Saved data entries
◇ ◇ ◇ ◇

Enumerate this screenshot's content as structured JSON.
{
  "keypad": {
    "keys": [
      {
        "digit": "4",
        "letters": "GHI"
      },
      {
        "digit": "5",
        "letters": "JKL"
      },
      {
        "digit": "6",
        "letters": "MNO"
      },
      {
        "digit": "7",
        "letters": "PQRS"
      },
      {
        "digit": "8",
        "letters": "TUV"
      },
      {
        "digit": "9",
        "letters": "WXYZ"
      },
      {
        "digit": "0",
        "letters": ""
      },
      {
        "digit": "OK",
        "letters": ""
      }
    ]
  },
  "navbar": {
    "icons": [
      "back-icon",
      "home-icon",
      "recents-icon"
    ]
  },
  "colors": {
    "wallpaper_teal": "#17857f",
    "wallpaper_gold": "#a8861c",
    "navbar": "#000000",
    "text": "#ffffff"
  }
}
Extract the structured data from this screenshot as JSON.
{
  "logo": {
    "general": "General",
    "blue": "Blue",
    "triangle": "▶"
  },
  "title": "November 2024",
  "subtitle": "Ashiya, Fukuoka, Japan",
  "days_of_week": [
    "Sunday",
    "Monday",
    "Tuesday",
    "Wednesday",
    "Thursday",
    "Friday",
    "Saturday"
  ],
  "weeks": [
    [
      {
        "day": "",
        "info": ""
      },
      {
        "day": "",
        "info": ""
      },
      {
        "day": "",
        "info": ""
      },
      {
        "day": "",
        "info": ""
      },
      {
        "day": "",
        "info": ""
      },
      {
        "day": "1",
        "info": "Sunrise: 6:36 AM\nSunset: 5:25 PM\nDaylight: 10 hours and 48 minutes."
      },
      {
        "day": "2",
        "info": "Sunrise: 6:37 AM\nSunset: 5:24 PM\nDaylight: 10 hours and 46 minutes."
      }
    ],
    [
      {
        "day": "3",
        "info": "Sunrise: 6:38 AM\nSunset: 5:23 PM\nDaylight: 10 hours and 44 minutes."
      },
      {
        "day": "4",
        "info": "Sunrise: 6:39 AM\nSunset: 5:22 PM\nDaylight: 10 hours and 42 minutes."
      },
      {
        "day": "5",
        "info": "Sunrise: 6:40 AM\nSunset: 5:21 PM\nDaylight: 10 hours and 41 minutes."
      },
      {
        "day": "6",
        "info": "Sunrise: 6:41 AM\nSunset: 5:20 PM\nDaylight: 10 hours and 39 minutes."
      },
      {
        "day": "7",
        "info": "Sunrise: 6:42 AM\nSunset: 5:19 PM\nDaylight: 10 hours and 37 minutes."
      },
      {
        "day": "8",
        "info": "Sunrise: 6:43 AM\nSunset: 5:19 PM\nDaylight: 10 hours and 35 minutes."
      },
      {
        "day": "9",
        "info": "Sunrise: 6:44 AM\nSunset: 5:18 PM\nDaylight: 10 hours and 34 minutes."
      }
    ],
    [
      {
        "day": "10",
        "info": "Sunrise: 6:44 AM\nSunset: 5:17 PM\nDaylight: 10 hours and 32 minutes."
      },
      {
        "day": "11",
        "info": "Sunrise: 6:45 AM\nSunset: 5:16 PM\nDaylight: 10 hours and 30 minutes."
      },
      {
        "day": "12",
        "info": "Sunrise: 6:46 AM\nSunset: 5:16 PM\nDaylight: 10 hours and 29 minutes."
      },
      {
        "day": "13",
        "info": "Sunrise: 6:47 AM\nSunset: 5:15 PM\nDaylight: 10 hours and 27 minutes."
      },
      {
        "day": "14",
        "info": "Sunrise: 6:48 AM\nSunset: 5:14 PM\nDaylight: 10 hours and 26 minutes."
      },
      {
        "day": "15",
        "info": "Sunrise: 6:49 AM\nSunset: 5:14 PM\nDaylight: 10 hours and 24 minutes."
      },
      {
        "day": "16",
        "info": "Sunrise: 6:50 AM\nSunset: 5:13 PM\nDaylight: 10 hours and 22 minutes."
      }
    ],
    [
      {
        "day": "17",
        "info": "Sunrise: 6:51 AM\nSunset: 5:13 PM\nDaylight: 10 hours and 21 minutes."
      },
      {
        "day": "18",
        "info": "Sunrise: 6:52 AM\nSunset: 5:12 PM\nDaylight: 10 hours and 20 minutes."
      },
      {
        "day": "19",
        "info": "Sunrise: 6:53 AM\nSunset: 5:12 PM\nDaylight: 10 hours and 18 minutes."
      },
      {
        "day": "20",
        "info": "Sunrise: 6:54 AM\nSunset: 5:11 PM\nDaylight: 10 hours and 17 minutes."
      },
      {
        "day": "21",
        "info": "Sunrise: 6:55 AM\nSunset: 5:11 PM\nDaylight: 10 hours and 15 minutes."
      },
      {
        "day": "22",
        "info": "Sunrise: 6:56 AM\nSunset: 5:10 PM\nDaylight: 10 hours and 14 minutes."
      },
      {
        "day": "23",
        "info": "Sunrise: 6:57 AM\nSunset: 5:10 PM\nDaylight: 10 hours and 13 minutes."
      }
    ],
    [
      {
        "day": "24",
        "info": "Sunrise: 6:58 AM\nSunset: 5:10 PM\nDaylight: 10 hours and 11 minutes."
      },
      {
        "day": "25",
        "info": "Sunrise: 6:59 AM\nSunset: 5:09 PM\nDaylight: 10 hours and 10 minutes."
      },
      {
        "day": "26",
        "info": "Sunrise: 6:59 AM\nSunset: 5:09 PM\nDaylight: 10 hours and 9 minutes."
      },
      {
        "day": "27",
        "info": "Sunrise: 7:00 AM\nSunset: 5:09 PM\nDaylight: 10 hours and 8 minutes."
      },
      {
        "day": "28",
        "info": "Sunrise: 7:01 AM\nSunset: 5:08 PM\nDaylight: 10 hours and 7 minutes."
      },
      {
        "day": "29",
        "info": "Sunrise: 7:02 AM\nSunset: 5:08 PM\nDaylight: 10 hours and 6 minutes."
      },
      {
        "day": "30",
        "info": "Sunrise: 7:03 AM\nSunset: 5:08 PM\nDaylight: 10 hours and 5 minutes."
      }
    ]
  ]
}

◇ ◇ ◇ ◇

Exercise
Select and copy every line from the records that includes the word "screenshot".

Task output
Enumerate this screenshot's content as structured JSON.
Extract the structured data from this screenshot as JSON.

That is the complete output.